* EXERCISE DETAILS
All of the data that follows should be given again exactly, without its images.

──────── DATASET RECORDS ────────

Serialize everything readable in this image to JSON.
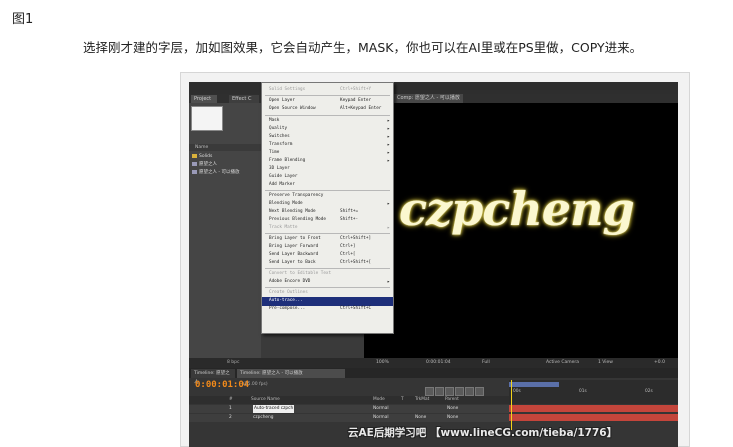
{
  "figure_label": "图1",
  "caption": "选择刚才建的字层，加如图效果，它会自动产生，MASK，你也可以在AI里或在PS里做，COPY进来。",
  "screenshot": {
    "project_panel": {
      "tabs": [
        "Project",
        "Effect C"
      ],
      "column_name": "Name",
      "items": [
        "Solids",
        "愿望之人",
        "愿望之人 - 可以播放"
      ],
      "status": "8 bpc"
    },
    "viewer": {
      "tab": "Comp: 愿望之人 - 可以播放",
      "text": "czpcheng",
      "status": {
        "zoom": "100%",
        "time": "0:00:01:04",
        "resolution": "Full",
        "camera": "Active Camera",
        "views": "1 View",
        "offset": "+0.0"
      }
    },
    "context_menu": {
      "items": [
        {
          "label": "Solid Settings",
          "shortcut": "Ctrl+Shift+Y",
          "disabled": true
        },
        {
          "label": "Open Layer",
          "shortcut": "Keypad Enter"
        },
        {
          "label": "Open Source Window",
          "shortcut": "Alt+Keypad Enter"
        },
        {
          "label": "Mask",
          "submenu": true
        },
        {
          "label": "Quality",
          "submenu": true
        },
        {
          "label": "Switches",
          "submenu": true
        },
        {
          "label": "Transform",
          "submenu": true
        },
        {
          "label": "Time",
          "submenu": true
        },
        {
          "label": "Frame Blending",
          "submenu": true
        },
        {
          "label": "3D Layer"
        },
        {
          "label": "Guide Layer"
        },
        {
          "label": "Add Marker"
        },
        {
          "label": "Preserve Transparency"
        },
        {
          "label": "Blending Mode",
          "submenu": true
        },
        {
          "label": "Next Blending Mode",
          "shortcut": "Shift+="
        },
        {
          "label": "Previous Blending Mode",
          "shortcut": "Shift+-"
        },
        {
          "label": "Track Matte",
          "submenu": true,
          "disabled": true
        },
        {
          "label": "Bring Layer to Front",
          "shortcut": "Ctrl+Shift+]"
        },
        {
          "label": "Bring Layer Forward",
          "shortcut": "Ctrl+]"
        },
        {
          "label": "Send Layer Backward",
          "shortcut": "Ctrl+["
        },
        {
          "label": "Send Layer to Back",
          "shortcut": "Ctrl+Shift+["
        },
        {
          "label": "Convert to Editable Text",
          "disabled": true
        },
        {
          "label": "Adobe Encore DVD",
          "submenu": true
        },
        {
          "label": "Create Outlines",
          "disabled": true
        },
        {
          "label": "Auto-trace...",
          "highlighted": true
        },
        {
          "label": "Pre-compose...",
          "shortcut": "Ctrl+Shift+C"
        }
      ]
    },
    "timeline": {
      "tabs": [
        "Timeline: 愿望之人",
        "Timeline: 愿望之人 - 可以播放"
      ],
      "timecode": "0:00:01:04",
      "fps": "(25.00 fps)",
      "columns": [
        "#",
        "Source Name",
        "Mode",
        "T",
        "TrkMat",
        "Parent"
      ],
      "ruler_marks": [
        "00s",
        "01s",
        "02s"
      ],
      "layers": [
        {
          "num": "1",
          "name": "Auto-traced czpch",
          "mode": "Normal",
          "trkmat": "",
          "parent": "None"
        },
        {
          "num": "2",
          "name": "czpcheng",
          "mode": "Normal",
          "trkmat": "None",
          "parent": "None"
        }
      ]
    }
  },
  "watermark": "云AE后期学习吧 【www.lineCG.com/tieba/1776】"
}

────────

* RESPONSE AREA
Serialize everything readable in this image to JSON.
{
  "figure_label": "图1",
  "caption": "选择刚才建的字层，加如图效果，它会自动产生，MASK，你也可以在AI里或在PS里做，COPY进来。",
  "screenshot": {
    "project_panel": {
      "tabs": [
        "Project",
        "Effect C"
      ],
      "column_name": "Name",
      "items": [
        "Solids",
        "愿望之人",
        "愿望之人 - 可以播放"
      ],
      "status": "8 bpc"
    },
    "viewer": {
      "tab": "Comp: 愿望之人 - 可以播放",
      "text": "czpcheng",
      "status": {
        "zoom": "100%",
        "time": "0:00:01:04",
        "resolution": "Full",
        "camera": "Active Camera",
        "views": "1 View",
        "offset": "+0.0"
      }
    },
    "context_menu": {
      "items": [
        {
          "label": "Solid Settings",
          "shortcut": "Ctrl+Shift+Y",
          "disabled": true
        },
        {
          "label": "Open Layer",
          "shortcut": "Keypad Enter"
        },
        {
          "label": "Open Source Window",
          "shortcut": "Alt+Keypad Enter"
        },
        {
          "label": "Mask",
          "submenu": true
        },
        {
          "label": "Quality",
          "submenu": true
        },
        {
          "label": "Switches",
          "submenu": true
        },
        {
          "label": "Transform",
          "submenu": true
        },
        {
          "label": "Time",
          "submenu": true
        },
        {
          "label": "Frame Blending",
          "submenu": true
        },
        {
          "label": "3D Layer"
        },
        {
          "label": "Guide Layer"
        },
        {
          "label": "Add Marker"
        },
        {
          "label": "Preserve Transparency"
        },
        {
          "label": "Blending Mode",
          "submenu": true
        },
        {
          "label": "Next Blending Mode",
          "shortcut": "Shift+="
        },
        {
          "label": "Previous Blending Mode",
          "shortcut": "Shift+-"
        },
        {
          "label": "Track Matte",
          "submenu": true,
          "disabled": true
        },
        {
          "label": "Bring Layer to Front",
          "shortcut": "Ctrl+Shift+]"
        },
        {
          "label": "Bring Layer Forward",
          "shortcut": "Ctrl+]"
        },
        {
          "label": "Send Layer Backward",
          "shortcut": "Ctrl+["
        },
        {
          "label": "Send Layer to Back",
          "shortcut": "Ctrl+Shift+["
        },
        {
          "label": "Convert to Editable Text",
          "disabled": true
        },
        {
          "label": "Adobe Encore DVD",
          "submenu": true
        },
        {
          "label": "Create Outlines",
          "disabled": true
        },
        {
          "label": "Auto-trace...",
          "highlighted": true
        },
        {
          "label": "Pre-compose...",
          "shortcut": "Ctrl+Shift+C"
        }
      ]
    },
    "timeline": {
      "tabs": [
        "Timeline: 愿望之人",
        "Timeline: 愿望之人 - 可以播放"
      ],
      "timecode": "0:00:01:04",
      "fps": "(25.00 fps)",
      "columns": [
        "#",
        "Source Name",
        "Mode",
        "T",
        "TrkMat",
        "Parent"
      ],
      "ruler_marks": [
        "00s",
        "01s",
        "02s"
      ],
      "layers": [
        {
          "num": "1",
          "name": "Auto-traced czpch",
          "mode": "Normal",
          "trkmat": "",
          "parent": "None"
        },
        {
          "num": "2",
          "name": "czpcheng",
          "mode": "Normal",
          "trkmat": "None",
          "parent": "None"
        }
      ]
    }
  },
  "watermark": "云AE后期学习吧 【www.lineCG.com/tieba/1776】"
}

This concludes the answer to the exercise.